Healthcare.gov sinks upon launch
From a technical point of view, the launch of the new health insurance exchange at Healthcare.gov has been declared a flop. In multiple instances, tasks as simple as logging a new user proved to overwhelm the system.
Why? Politicking played a role, to be sure, but much of the blame appears to lie with the antiquated bidding and award processes for Federal IT work.
A New York Times report, based on two dozen interviews, identifies political wrangling on both sides of the aisle that increased the challenge. The government shutdown was, of course, not helpful.
But Ars Technica's Sean Gallagher digs into other root causes that plague nearly all big government IT projects.
"Long procurement cycles for even minor government technology projects, the slow speed of approval to operate new technologies, and the vast installed base of systems that government IT managers have to deal with" all contribute, Gallagher writes. "But even the most fresh and creative minds might go numb at the scale, scope, and structure forced on government IT projects by the way the government buys and builds things in accordance with "the FAR"--Federal Acquisition Regulations."
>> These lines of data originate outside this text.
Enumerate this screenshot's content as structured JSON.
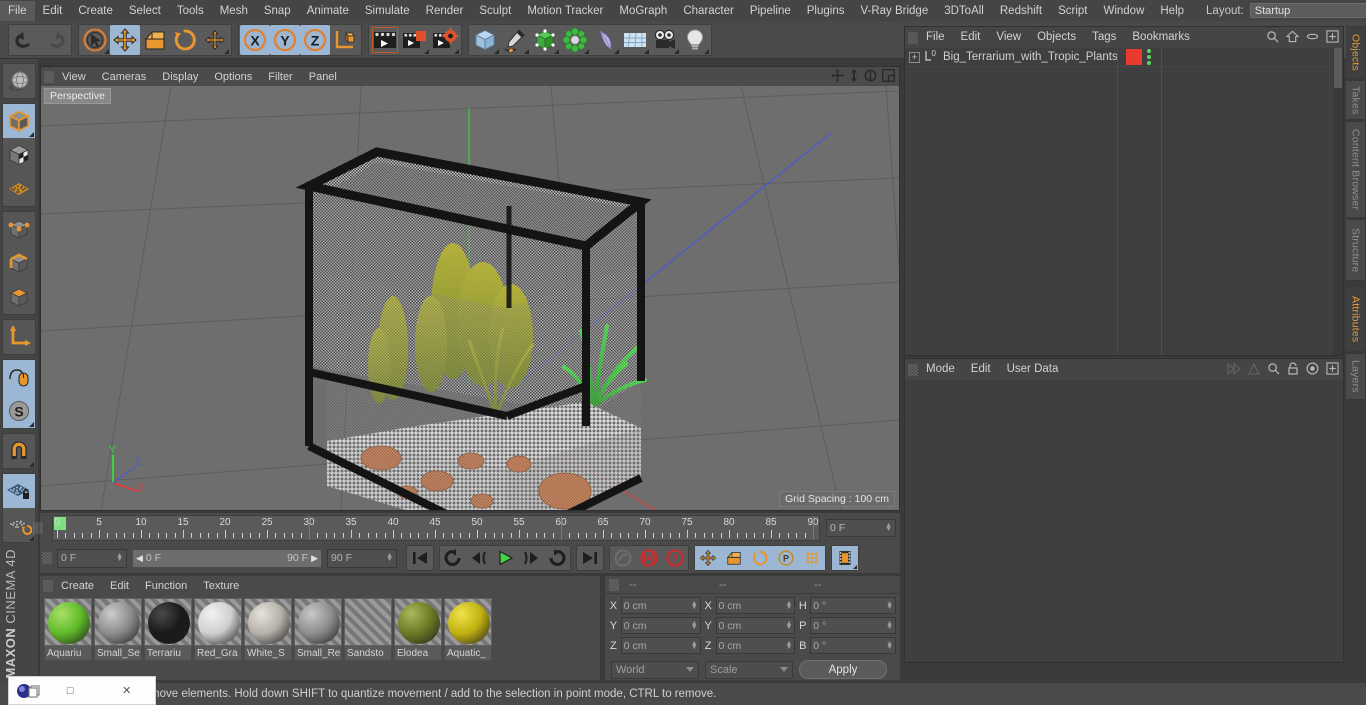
{
  "app": {
    "brand_line1": "MAXON",
    "brand_line2": "CINEMA 4D"
  },
  "top_menu": {
    "items": [
      {
        "label": "File"
      },
      {
        "label": "Edit"
      },
      {
        "label": "Create"
      },
      {
        "label": "Select"
      },
      {
        "label": "Tools"
      },
      {
        "label": "Mesh"
      },
      {
        "label": "Snap"
      },
      {
        "label": "Animate"
      },
      {
        "label": "Simulate"
      },
      {
        "label": "Render"
      },
      {
        "label": "Sculpt"
      },
      {
        "label": "Motion Tracker"
      },
      {
        "label": "MoGraph"
      },
      {
        "label": "Character"
      },
      {
        "label": "Pipeline"
      },
      {
        "label": "Plugins"
      },
      {
        "label": "V-Ray Bridge"
      },
      {
        "label": "3DToAll"
      },
      {
        "label": "Redshift"
      },
      {
        "label": "Script"
      },
      {
        "label": "Window"
      },
      {
        "label": "Help"
      }
    ],
    "layout_label": "Layout:",
    "layout_value": "Startup",
    "search_icon": "search-icon"
  },
  "toolbar": {
    "groups": [
      {
        "name": "history",
        "buttons": [
          {
            "name": "undo-button",
            "icon": "undo-arrow-icon",
            "selected": false
          },
          {
            "name": "redo-button",
            "icon": "redo-arrow-icon",
            "selected": false,
            "disabled": true
          }
        ]
      },
      {
        "name": "transform-tools",
        "buttons": [
          {
            "name": "live-selection-tool",
            "icon": "cursor-circle-icon",
            "selected": false
          },
          {
            "name": "move-tool",
            "icon": "move-arrows-icon",
            "selected": true
          },
          {
            "name": "scale-tool",
            "icon": "scale-box-icon",
            "selected": false
          },
          {
            "name": "rotate-tool",
            "icon": "rotate-circle-icon",
            "selected": false
          },
          {
            "name": "dynamic-place-tool",
            "icon": "move-arrows-small-icon",
            "selected": false
          }
        ]
      },
      {
        "name": "axis-locks",
        "buttons": [
          {
            "name": "x-axis-lock",
            "icon": "x-axis-icon",
            "selected": true
          },
          {
            "name": "y-axis-lock",
            "icon": "y-axis-icon",
            "selected": true
          },
          {
            "name": "z-axis-lock",
            "icon": "z-axis-icon",
            "selected": true
          },
          {
            "name": "world-object-axis-toggle",
            "icon": "world-axis-cube-icon",
            "selected": false
          }
        ]
      },
      {
        "name": "render-tools",
        "buttons": [
          {
            "name": "render-view-button",
            "icon": "clapperboard-icon",
            "selected": false
          },
          {
            "name": "render-to-picture-viewer-button",
            "icon": "clapperboard-picture-icon",
            "selected": false
          },
          {
            "name": "render-settings-button",
            "icon": "clapperboard-gear-icon",
            "selected": false
          }
        ]
      },
      {
        "name": "create-objects",
        "buttons": [
          {
            "name": "add-cube-button",
            "icon": "cube-icon",
            "selected": false
          },
          {
            "name": "add-spline-button",
            "icon": "pen-spline-icon",
            "selected": false
          },
          {
            "name": "add-generator-button",
            "icon": "green-cube-icon",
            "selected": false
          },
          {
            "name": "add-array-button",
            "icon": "green-cluster-icon",
            "selected": false
          },
          {
            "name": "add-deformer-button",
            "icon": "bend-deformer-icon",
            "selected": false
          },
          {
            "name": "add-floor-button",
            "icon": "floor-grid-icon",
            "selected": false
          },
          {
            "name": "add-camera-button",
            "icon": "camera-icon",
            "selected": false
          },
          {
            "name": "add-light-button",
            "icon": "lightbulb-icon",
            "selected": false
          }
        ]
      }
    ]
  },
  "left_toolbar": {
    "groups": [
      {
        "buttons": [
          {
            "name": "undo-view-button",
            "icon": "globe-wire-icon",
            "selected": false
          }
        ]
      },
      {
        "buttons": [
          {
            "name": "model-mode-button",
            "icon": "model-cube-icon",
            "selected": true
          },
          {
            "name": "texture-mode-button",
            "icon": "texture-cube-icon",
            "selected": false
          },
          {
            "name": "workplane-mode-button",
            "icon": "workplane-grid-icon",
            "selected": false
          }
        ]
      },
      {
        "buttons": [
          {
            "name": "points-mode-button",
            "icon": "points-cube-icon",
            "selected": false
          },
          {
            "name": "edges-mode-button",
            "icon": "edges-cube-icon",
            "selected": false
          },
          {
            "name": "polygons-mode-button",
            "icon": "polygons-cube-icon",
            "selected": false
          }
        ]
      },
      {
        "buttons": [
          {
            "name": "object-axis-mode-button",
            "icon": "axis-arrow-icon",
            "selected": false
          }
        ]
      },
      {
        "buttons": [
          {
            "name": "enable-axis-button",
            "icon": "mouse-axis-icon",
            "selected": true
          },
          {
            "name": "soft-selection-button",
            "icon": "s-circle-icon",
            "selected": true
          }
        ]
      },
      {
        "buttons": [
          {
            "name": "snap-magnet-button",
            "icon": "magnet-icon",
            "selected": false
          }
        ]
      },
      {
        "buttons": [
          {
            "name": "lock-workplane-button",
            "icon": "grid-lock-icon",
            "selected": true
          },
          {
            "name": "planar-workplane-button",
            "icon": "grid-rotate-icon",
            "selected": false
          }
        ]
      }
    ]
  },
  "viewport": {
    "menu": [
      {
        "label": "View"
      },
      {
        "label": "Cameras"
      },
      {
        "label": "Display"
      },
      {
        "label": "Options"
      },
      {
        "label": "Filter"
      },
      {
        "label": "Panel"
      }
    ],
    "icons": [
      {
        "name": "pan-view-icon"
      },
      {
        "name": "dolly-view-icon"
      },
      {
        "name": "rotate-view-icon"
      },
      {
        "name": "maximize-view-icon"
      }
    ],
    "label": "Perspective",
    "grid_spacing": "Grid Spacing : 100 cm",
    "axis_gizmo": {
      "x_label": "X",
      "y_label": "Y",
      "z_label": "Z",
      "x_color": "#d64040",
      "y_color": "#4ccc4c",
      "z_color": "#4a6cd8"
    },
    "scene_object": "Big_Terrarium_with_Tropic_Plants",
    "background_color": "#6e6e6e",
    "grid_line_color": "#5c5c5c"
  },
  "timeline": {
    "ticks": [
      0,
      5,
      10,
      15,
      20,
      25,
      30,
      35,
      40,
      45,
      50,
      55,
      60,
      65,
      70,
      75,
      80,
      85,
      90
    ],
    "min_frame": 0,
    "max_frame": 90,
    "current_frame_field": "0 F"
  },
  "transport": {
    "current_frame": "0 F",
    "range_start": "0 F",
    "range_end": "90 F",
    "preview_end": "90 F",
    "buttons": [
      {
        "name": "go-to-start-button",
        "icon": "skip-to-start-icon",
        "selected": false
      },
      {
        "name": "play-backwards-loop-button",
        "icon": "loop-back-icon",
        "selected": false
      },
      {
        "name": "previous-frame-button",
        "icon": "step-back-icon",
        "selected": false
      },
      {
        "name": "play-button",
        "icon": "play-icon",
        "selected": false
      },
      {
        "name": "next-frame-button",
        "icon": "step-forward-icon",
        "selected": false
      },
      {
        "name": "play-forwards-loop-button",
        "icon": "loop-forward-icon",
        "selected": false
      },
      {
        "name": "go-to-end-button",
        "icon": "skip-to-end-icon",
        "selected": false
      },
      {
        "name": "record-active-objects-button",
        "icon": "record-key-icon",
        "selected": false
      },
      {
        "name": "autokeying-button",
        "icon": "autokey-red-icon",
        "selected": false
      },
      {
        "name": "keyframe-selection-button",
        "icon": "question-red-icon",
        "selected": false
      },
      {
        "name": "position-key-button",
        "icon": "move-arrows-icon",
        "selected": true
      },
      {
        "name": "scale-key-button",
        "icon": "scale-box-icon",
        "selected": true
      },
      {
        "name": "rotation-key-button",
        "icon": "rotate-circle-icon",
        "selected": true
      },
      {
        "name": "parameter-key-button",
        "icon": "p-circle-icon",
        "selected": true
      },
      {
        "name": "point-level-animation-button",
        "icon": "dots-grid-icon",
        "selected": true
      },
      {
        "name": "timeline-toggle-button",
        "icon": "filmstrip-icon",
        "selected": true
      }
    ]
  },
  "material_manager": {
    "menu": [
      {
        "label": "Create"
      },
      {
        "label": "Edit"
      },
      {
        "label": "Function"
      },
      {
        "label": "Texture"
      }
    ],
    "materials": [
      {
        "name": "Aquariu",
        "full_name": "Aquarium",
        "color": "#5fbb27",
        "highlight": "#a8e06a"
      },
      {
        "name": "Small_Sе",
        "full_name": "Small_Se",
        "color": "#8c8c8c",
        "highlight": "#cccccc"
      },
      {
        "name": "Terrariu",
        "full_name": "Terrarium",
        "color": "#1a1a1a",
        "highlight": "#4a4a4a"
      },
      {
        "name": "Red_Gra",
        "full_name": "Red_Gravel",
        "color": "#cfcfcf",
        "highlight": "#f2f2f2"
      },
      {
        "name": "White_S",
        "full_name": "White_Stone",
        "color": "#b5b0a8",
        "highlight": "#e6e2da"
      },
      {
        "name": "Small_Rе",
        "full_name": "Small_Rocks",
        "color": "#8d8d8d",
        "highlight": "#c7c7c7"
      },
      {
        "name": "Sandsto",
        "full_name": "Sandstone",
        "color": "#b4622f",
        "highlight": "#e2а06a"
      },
      {
        "name": "Elodea",
        "full_name": "Elodea",
        "color": "#6b7a24",
        "highlight": "#a9b95a"
      },
      {
        "name": "Aquatic_",
        "full_name": "Aquatic_Plant",
        "color": "#c0b011",
        "highlight": "#efe24a"
      }
    ]
  },
  "coordinates": {
    "header_dashes": [
      "--",
      "--",
      "--"
    ],
    "rows": [
      {
        "pos_label": "X",
        "pos_value": "0 cm",
        "size_label": "X",
        "size_value": "0 cm",
        "rot_label": "H",
        "rot_value": "0 °"
      },
      {
        "pos_label": "Y",
        "pos_value": "0 cm",
        "size_label": "Y",
        "size_value": "0 cm",
        "rot_label": "P",
        "rot_value": "0 °"
      },
      {
        "pos_label": "Z",
        "pos_value": "0 cm",
        "size_label": "Z",
        "size_value": "0 cm",
        "rot_label": "B",
        "rot_value": "0 °"
      }
    ],
    "coord_system": "World",
    "size_mode": "Scale",
    "apply_label": "Apply"
  },
  "object_manager": {
    "menu": [
      {
        "label": "File"
      },
      {
        "label": "Edit"
      },
      {
        "label": "View"
      },
      {
        "label": "Objects"
      },
      {
        "label": "Tags"
      },
      {
        "label": "Bookmarks"
      }
    ],
    "icons": [
      {
        "name": "search-icon"
      },
      {
        "name": "home-icon"
      },
      {
        "name": "ellipse-icon"
      },
      {
        "name": "expand-icon"
      }
    ],
    "rows": [
      {
        "name": "Big_Terrarium_with_Tropic_Plants",
        "expandable": true,
        "object_icon": "null-object-icon",
        "tag_color": "#e83a2e"
      }
    ]
  },
  "attributes_manager": {
    "menu": [
      {
        "label": "Mode"
      },
      {
        "label": "Edit"
      },
      {
        "label": "User Data"
      }
    ],
    "icons": [
      {
        "name": "history-back-icon"
      },
      {
        "name": "history-forward-icon"
      },
      {
        "name": "search-icon"
      },
      {
        "name": "lock-icon"
      },
      {
        "name": "target-icon"
      },
      {
        "name": "expand-icon"
      }
    ]
  },
  "right_tabs": {
    "upper": [
      {
        "label": "Objects",
        "active": true
      },
      {
        "label": "Takes",
        "active": false
      },
      {
        "label": "Content Browser",
        "active": false
      },
      {
        "label": "Structure",
        "active": false
      }
    ],
    "lower": [
      {
        "label": "Attributes",
        "active": true
      },
      {
        "label": "Layers",
        "active": false
      }
    ]
  },
  "status_bar": {
    "text": "Move elements. Hold down SHIFT to quantize movement / add to the selection in point mode, CTRL to remove.",
    "visible_text": "move elements. Hold down SHIFT to quantize movement / add to the selection in point mode, CTRL to remove."
  },
  "floating_window": {
    "icon": "app-logo-icon",
    "restore_label": "□",
    "close_label": "✕"
  }
}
Ars Technica further notes that the metrics applied to many large government projects are mismatched with business objectives.
On Buzzfeed, Alex Howard says the team that President Obama's re-election campaign technology was widely regarded as cutting-edge, and possibly a significant factor in the election's outcome. This stands in stark relief against the healthcare exchange work. Howard says most critical systems implementation work goes to private contractors, many of them "better at bidding on giant federal contracts than at building software."
The largest contractor on the project is CGI Federal, with a $94M slice of the budget, according to the New York Times. The Times says CGI has publicly indicated that it created the overall project framework, but that the Centers for Medicare and Medicaid Services (a federal agency) held responsibility for testing all the integrated components of the system.
Buzzfeed links to a post on the Department of Better Technology blog which states that "In order to get the work done, the Department of Health and Human Services used an existing contract it already had with CGI Federal … The contract was, as they say, 'greased'."
The Fierce Take: It's painfully obvious that the toxic mix of politics and bureaucracy is due for not just reform, but complete disruption. If you only read one of the linked articles, go with Buzzfeed.
More about project failures and government IT:
All the government you pay for: what happens to IT during the shutdown?
How to ensure that all IT requests are loaded up with unnecessary functions
15 ways IT projects fail